● WORK REQUIRED:
Wherever a line of the listing holds the string "vidéo", copy that line.

● DATASET CONTENT:
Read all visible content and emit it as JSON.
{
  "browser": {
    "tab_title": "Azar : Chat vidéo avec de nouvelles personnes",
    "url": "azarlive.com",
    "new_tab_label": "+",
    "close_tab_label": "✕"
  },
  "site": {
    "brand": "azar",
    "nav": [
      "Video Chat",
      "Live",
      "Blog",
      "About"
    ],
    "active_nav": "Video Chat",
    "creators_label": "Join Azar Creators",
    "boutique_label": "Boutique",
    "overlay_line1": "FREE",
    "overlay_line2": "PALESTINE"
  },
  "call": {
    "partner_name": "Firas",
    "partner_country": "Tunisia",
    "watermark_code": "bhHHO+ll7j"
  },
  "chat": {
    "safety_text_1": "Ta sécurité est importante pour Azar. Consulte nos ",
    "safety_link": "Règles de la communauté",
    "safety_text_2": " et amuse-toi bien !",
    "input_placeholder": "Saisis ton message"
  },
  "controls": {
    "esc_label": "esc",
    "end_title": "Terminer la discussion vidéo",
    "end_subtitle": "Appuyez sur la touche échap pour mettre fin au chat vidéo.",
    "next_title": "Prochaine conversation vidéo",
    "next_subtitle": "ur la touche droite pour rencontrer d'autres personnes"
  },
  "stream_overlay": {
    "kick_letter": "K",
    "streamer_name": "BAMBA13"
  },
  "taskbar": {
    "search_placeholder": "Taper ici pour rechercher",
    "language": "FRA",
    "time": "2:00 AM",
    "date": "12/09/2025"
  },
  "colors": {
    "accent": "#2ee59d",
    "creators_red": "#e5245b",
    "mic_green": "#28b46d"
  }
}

● COMPLETED TASK:
    "tab_title": "Azar : Chat vidéo avec de nouvelles personnes",
    "end_title": "Terminer la discussion vidéo",
    "end_subtitle": "Appuyez sur la touche échap pour mettre fin au chat vidéo.",
    "next_title": "Prochaine conversation vidéo",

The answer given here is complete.